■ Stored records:
###
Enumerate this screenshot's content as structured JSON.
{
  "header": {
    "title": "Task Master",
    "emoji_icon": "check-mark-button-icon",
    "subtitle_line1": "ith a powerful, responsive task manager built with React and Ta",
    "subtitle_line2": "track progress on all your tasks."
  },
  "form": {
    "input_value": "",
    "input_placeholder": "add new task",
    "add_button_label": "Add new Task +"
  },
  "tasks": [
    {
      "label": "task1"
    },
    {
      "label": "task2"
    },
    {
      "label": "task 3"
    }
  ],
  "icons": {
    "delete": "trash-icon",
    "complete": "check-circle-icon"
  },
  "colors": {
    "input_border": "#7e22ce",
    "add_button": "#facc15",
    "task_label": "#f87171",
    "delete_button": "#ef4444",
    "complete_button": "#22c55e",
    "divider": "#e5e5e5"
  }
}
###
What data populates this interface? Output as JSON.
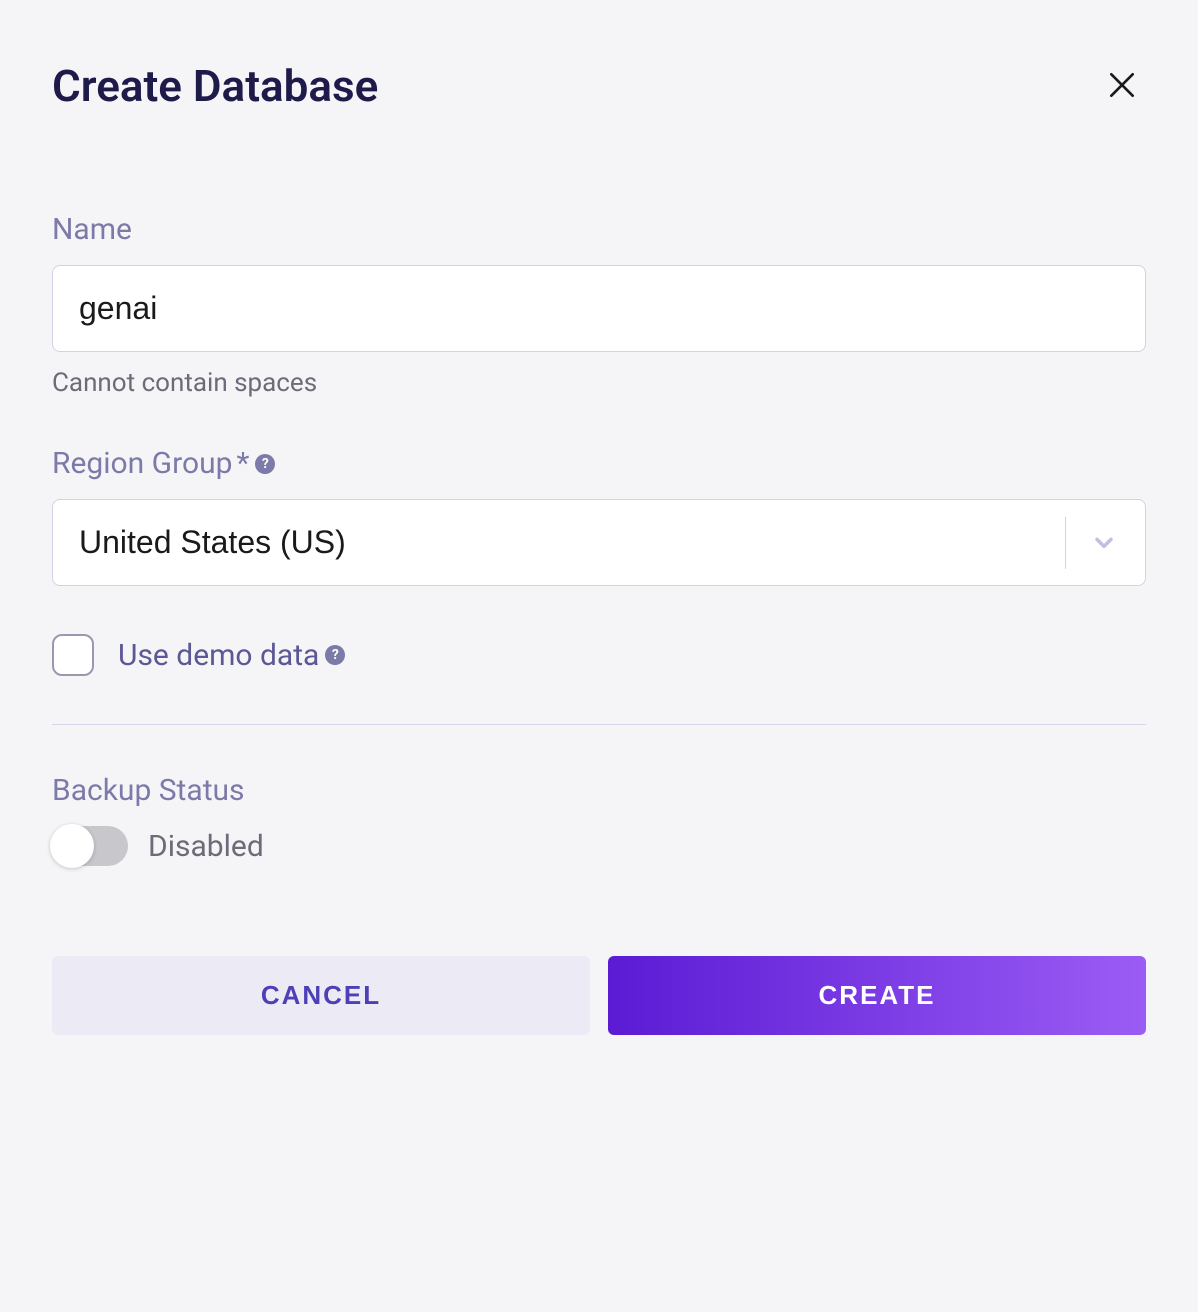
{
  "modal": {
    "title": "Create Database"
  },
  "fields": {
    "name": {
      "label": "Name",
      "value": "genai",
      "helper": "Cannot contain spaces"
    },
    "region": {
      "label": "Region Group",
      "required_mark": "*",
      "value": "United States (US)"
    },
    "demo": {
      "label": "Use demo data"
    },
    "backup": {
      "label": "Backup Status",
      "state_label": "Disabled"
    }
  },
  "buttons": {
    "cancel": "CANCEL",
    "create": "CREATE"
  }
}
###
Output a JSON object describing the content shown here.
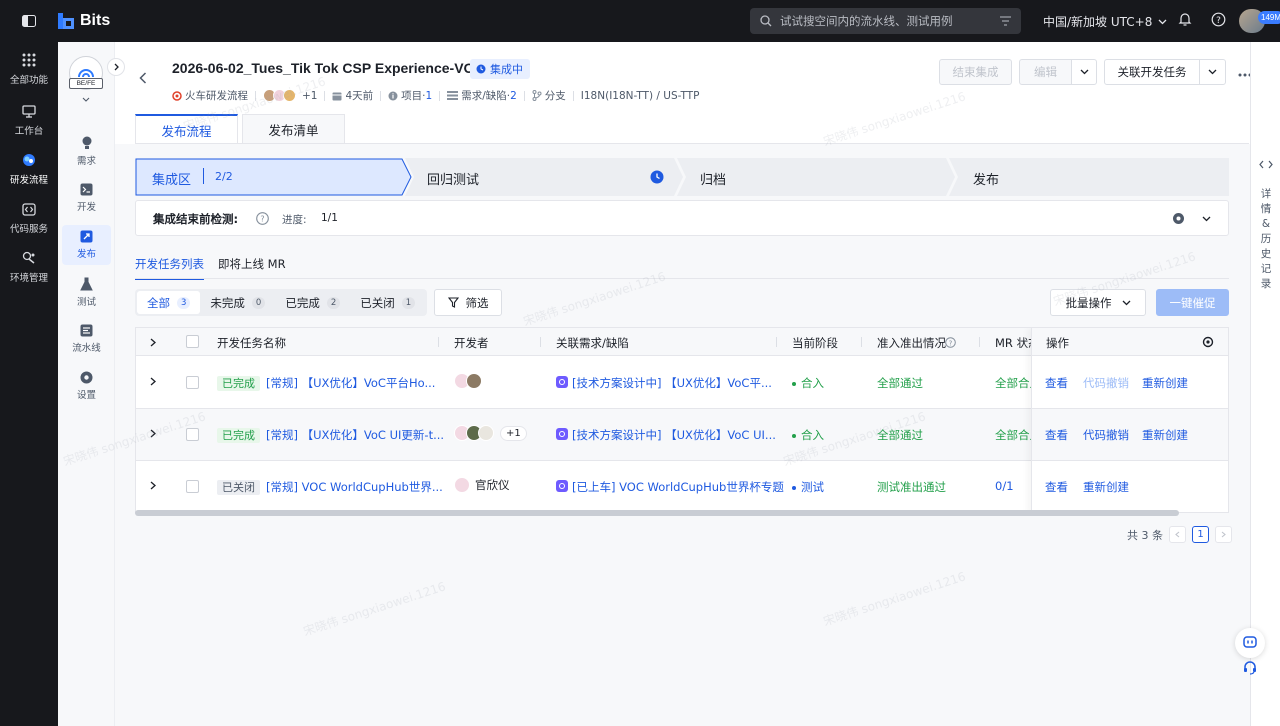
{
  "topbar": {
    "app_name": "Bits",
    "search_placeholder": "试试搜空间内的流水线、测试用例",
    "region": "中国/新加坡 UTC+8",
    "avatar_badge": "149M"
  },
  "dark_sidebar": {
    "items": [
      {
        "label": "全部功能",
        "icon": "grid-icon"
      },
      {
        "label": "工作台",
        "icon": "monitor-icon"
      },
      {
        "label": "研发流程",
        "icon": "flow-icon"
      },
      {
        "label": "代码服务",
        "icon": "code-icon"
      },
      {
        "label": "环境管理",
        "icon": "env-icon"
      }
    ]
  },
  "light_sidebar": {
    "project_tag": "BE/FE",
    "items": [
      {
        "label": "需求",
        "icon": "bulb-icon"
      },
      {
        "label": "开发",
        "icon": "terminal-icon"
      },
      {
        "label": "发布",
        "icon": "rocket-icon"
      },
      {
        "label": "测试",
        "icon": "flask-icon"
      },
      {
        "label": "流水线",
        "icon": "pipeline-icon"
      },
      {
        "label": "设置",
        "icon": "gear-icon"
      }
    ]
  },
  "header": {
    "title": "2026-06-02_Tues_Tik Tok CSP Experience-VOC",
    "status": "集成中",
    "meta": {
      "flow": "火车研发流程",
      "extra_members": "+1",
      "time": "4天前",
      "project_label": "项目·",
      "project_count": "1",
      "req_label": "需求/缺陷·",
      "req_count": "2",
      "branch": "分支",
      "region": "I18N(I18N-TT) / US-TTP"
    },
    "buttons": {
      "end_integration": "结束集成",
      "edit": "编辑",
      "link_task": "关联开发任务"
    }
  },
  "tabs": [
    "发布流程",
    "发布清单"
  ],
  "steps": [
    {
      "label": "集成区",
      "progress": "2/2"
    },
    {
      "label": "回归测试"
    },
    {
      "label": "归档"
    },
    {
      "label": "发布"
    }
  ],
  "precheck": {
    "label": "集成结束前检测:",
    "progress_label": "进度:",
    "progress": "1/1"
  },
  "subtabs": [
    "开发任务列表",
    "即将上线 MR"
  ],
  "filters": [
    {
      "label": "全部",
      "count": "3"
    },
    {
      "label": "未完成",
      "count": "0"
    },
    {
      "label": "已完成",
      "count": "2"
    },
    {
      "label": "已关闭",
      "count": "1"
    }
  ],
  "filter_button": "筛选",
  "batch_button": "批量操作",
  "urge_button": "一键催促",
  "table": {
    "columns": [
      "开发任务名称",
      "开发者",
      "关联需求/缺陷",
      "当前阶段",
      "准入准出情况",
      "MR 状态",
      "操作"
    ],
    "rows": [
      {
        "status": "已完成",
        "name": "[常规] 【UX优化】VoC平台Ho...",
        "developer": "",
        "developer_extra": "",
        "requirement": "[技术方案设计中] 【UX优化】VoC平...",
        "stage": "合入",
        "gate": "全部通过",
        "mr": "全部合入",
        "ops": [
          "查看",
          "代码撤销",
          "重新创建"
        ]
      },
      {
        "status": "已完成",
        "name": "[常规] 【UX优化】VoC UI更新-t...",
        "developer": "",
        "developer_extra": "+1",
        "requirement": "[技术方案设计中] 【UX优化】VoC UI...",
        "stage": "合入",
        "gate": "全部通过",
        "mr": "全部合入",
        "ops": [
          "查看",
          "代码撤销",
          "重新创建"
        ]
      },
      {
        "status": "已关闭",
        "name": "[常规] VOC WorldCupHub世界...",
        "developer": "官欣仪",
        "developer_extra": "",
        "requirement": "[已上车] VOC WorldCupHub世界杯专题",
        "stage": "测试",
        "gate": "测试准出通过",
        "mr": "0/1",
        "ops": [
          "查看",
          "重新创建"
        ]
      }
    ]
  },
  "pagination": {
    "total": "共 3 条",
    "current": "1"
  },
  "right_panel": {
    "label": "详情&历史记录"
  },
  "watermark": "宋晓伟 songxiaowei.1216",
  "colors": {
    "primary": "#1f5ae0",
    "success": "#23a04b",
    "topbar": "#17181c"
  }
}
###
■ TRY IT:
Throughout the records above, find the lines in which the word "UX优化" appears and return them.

■ WRITTEN SOLUTION:
        "name": "[常规] 【UX优化】VoC平台Ho...",
        "requirement": "[技术方案设计中] 【UX优化】VoC平...",
        "name": "[常规] 【UX优化】VoC UI更新-t...",
        "requirement": "[技术方案设计中] 【UX优化】VoC UI...",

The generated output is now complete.